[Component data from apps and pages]
++++++++

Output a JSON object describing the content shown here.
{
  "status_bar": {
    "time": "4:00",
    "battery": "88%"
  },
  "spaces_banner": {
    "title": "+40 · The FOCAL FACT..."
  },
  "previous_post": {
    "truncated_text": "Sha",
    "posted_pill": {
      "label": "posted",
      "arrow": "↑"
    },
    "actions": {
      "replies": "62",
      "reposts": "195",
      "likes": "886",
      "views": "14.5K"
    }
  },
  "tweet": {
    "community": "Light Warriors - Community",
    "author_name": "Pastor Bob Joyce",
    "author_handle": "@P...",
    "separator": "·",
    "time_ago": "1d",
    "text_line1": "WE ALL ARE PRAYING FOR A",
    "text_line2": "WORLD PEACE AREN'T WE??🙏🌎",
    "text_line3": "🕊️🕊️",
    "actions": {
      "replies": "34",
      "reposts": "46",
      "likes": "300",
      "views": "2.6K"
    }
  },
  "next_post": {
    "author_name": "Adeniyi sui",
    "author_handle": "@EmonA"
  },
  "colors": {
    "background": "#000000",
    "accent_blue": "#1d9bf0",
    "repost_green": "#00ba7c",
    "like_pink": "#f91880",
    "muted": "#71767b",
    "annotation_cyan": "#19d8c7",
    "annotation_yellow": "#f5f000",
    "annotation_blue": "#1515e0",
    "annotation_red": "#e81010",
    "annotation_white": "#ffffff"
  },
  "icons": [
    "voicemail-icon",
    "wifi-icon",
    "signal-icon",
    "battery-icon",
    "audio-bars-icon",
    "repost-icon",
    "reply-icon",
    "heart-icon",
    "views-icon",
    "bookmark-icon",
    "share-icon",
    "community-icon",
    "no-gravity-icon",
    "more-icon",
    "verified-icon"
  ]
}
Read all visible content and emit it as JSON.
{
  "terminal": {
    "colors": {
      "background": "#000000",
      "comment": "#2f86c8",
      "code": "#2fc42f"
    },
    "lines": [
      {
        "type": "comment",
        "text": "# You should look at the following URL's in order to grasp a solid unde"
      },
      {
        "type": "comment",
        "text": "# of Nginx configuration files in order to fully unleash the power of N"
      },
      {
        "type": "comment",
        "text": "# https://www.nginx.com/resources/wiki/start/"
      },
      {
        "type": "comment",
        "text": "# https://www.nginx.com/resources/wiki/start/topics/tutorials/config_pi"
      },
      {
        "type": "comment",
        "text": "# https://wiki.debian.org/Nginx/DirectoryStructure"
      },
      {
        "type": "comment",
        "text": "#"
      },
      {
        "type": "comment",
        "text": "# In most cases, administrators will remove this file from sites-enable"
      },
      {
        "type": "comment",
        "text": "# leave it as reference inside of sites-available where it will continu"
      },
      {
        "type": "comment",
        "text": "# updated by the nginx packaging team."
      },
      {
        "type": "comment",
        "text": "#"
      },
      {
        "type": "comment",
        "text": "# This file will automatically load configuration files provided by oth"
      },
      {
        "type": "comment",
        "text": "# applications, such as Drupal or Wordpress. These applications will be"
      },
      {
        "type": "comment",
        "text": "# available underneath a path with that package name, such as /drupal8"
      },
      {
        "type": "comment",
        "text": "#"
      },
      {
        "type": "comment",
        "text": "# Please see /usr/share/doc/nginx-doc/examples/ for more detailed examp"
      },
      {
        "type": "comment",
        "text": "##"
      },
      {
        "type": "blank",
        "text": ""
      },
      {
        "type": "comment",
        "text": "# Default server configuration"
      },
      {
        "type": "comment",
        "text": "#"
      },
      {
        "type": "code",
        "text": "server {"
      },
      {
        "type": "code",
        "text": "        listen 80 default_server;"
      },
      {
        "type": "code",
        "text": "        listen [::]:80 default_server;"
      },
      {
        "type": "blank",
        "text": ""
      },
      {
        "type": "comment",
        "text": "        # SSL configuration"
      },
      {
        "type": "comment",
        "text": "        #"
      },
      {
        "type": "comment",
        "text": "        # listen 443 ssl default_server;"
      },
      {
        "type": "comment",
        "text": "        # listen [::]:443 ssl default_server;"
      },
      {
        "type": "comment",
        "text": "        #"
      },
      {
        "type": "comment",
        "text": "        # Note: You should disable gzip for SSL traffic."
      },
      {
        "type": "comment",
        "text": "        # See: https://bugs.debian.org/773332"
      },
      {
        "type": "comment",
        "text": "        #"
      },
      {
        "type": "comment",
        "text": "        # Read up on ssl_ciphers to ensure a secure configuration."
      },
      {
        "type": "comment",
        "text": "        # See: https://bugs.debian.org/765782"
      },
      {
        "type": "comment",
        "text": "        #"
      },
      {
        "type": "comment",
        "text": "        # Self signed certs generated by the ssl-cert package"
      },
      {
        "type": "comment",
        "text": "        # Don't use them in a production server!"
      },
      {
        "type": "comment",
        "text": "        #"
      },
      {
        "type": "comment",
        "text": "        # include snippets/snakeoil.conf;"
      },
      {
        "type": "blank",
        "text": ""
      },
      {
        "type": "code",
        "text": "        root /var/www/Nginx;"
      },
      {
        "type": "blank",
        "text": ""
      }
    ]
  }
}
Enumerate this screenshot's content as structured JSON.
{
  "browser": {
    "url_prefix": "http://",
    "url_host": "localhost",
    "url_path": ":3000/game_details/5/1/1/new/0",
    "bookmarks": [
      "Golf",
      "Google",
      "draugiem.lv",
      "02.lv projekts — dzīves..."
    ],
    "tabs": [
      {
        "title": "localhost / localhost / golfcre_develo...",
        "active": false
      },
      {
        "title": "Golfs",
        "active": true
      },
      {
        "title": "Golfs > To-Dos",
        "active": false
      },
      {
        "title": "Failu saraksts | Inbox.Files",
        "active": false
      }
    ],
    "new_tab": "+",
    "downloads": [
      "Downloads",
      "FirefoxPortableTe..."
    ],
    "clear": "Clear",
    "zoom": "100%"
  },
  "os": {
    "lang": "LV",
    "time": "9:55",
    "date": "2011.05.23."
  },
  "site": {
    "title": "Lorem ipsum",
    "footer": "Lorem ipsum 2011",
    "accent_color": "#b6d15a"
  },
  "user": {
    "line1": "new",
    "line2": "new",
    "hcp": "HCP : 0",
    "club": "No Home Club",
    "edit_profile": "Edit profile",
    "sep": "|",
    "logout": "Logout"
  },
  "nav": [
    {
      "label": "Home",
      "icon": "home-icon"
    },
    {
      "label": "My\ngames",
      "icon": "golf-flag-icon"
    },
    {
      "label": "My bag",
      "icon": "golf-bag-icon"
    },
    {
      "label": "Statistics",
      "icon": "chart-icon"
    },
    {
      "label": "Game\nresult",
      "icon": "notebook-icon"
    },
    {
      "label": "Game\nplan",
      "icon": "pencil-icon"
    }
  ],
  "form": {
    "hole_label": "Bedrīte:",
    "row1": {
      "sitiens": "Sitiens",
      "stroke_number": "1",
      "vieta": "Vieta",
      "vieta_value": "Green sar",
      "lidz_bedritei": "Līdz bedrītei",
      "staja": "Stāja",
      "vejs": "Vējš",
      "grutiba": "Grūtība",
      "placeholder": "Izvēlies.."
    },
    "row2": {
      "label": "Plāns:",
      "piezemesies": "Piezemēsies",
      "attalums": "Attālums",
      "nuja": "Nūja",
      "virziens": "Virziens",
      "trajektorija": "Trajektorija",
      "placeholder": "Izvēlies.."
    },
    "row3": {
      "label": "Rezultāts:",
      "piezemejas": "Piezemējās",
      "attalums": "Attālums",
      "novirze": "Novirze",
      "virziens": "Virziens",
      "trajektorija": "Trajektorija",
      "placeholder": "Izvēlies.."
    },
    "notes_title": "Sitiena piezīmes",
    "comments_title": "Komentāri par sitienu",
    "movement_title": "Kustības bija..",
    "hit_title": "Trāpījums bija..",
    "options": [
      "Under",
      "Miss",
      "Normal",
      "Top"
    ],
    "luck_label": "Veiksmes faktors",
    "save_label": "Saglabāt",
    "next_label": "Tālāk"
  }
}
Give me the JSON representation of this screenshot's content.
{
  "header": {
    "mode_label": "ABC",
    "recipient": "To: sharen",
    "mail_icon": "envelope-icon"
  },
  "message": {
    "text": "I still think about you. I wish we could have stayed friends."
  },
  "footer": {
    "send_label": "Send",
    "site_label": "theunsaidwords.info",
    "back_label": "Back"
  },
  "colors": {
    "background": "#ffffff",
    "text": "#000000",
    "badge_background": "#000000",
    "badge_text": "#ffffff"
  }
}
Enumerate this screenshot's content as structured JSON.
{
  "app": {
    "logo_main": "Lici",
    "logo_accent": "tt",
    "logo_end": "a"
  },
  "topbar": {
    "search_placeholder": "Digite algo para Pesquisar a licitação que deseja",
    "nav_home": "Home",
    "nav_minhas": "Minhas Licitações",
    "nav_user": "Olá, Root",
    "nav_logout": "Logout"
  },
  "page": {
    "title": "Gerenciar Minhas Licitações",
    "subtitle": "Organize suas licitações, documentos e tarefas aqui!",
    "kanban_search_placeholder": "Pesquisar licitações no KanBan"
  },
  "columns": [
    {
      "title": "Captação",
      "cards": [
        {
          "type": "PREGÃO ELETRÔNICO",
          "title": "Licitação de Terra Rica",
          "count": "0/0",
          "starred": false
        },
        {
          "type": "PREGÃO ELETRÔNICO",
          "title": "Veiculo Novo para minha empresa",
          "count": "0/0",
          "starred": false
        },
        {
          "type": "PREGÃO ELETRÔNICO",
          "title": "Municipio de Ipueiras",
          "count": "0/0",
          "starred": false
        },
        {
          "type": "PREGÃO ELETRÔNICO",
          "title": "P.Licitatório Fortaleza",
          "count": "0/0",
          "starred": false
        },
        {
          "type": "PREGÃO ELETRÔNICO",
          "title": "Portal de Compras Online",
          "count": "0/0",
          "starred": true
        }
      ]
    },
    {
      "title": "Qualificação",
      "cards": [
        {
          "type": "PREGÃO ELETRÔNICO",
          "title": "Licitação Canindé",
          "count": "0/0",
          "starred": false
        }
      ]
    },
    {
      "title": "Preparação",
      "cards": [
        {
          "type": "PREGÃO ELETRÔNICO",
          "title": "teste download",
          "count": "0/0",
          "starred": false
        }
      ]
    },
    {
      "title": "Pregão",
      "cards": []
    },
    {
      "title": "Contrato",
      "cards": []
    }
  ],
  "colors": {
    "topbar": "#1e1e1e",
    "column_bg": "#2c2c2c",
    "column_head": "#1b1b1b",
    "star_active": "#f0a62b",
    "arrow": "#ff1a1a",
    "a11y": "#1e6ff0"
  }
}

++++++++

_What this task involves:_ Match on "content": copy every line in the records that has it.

_Written response:_
Output a JSON object describing the content shown here.
Read all visible content and emit it as JSON.
Enumerate this screenshot's content as structured JSON.
Give me the JSON representation of this screenshot's content.
Enumerate this screenshot's content as structured JSON.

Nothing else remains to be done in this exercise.